Sexes alike; female larger. Blue-grey above; chestnut sides of head, crown, nape, cheekstripe diagnostic; wings pointed, outer flight feathers blackish, closely barred with white on inner webs; black-barred grey tail with narrow black bars has a broad, black terminal band edged with white; white below; lightly streaked breast, barred below. Pairs, usually hunt in concert; straight and strong flight.
very local resident
Short-toed Snake Eagle
A bulky raptor that is usually rather pale below; variable but most have closely barred, white underparts and underwings and a barred, squareended tail. No carpal patches and head to upper breast are often brown as upperparts. Large owl-like head, very evident yellow irises and grey legs. Some individuals even paler. Sexes alike.
Sexes alike. Black plumage with white on thighs and breast; naked red head, neck and feet; in overhead flight, the white breast, thigh patches and grey-white band along wings are distinctive; widely spread primaries. Young birds are darkish-brown with white abdomen and under tail. Mostly solitary but 2 to 4 may be seen at a carcass along with other vultures; usually does not mix with the rest.
A large raptor in varying shades of beige and brown with a yellow bill, white thighs and ruff and bare, dark brown head and neck with scattered white fluff. The dark flight feathers and tail form a striking contrast to the pale underparts. Other features are broad wings, small head, long neck and short tail. Sexes alike. Immature even paler with pale head and neck and grey bill. This is a peninsular vulture recently separated from the northern Slender-billed, G. tenuirostris, which has a plain dark head and neck and a dark and slender bill.
Sexes alike. Blackish-brown plumage; almost naked head has whitish ruff around base; white rump (lower back) distinctive, when perched and often in
flight; in overhead flight, white underwing-coverts contrast with dark underbody and flight feathers. Young birds are brown and show no white on underwing
in flight. Increasingly becoming uncommon, now rarely seen at carcasses, slaughter houses, refuse dumps.

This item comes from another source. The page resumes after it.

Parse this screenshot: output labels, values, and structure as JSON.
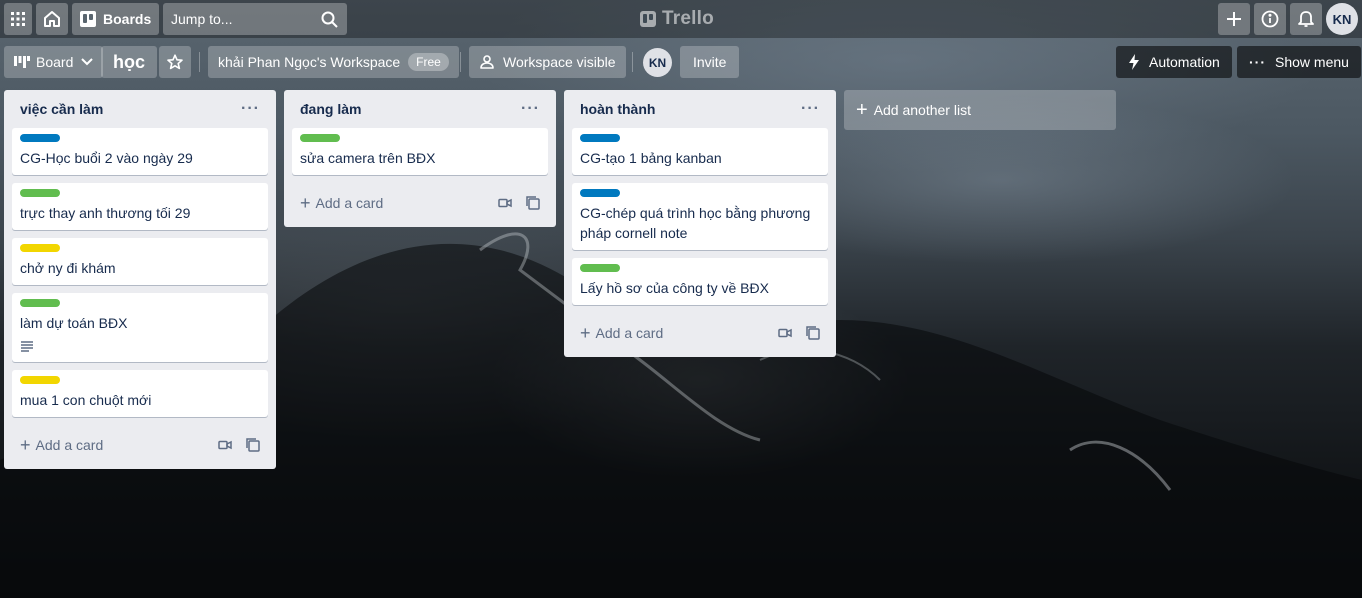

When resting, the head and neck are dug into the shoulders; soars high on thermals; several converge onto a carcass; basks in sun.
A small but very long-tailed tern with black underparts, a slender build and long, deep orange bill that distinguishes it from River. Black cap, rather dark grey upperparts, white face, neck and upperparts. Underparts, black from lower breast to vent (unlike Whiskered which has a whitish vent at all times). Sexes alike.
A tiny tern with white forehead and black-tipped yellow bill. Pale grey back and wings with dark outer primary. Forehead patch extends as point above eye. Yellow legs. In non-breeding plumage, bill black and black crown reduced. Sexes alike. Similar but marine Saunder’s Tern S. saundersi has square-ended forehead patch, more black in primaries and browner legs.
Sexes alike, but female slightly smaller. Slender, pointed-winged and tern-like Pied plumage, blackish-brown above, contrasting with white underbody; white forehead, neck-collar and wing bar; diagnostic yellowish-orange beak, with much longer lower mandible; red legs. Solitary or loose flocks fly over water; characteristic hunting style is to skim over calm waters, beak wide open, the longer projecting lower mandible partly submerged at an angle, to snap up fish on striking; many rest together on sandbars.
Sexes alike. Bright rufous crown; white and black stripes above and through eyes to nape; sandybrown above; chestnut throat and breast and black belly; long, whitish legs; in flight, dark underwings. Small parties in open country; strictly a ground bird, runs in short spurts and feeds on ground, like plovers, suddenly dipping body when disturbed, flies strongly for a short distance and lands; can fly very high.
Sports a large and slightly upcurved black and yellow bill. Large yellow eye diagnostic. When resting, the mostiking features are the while forehead and "spetacles". In flight shows grey panel on wings and white patches on primaries.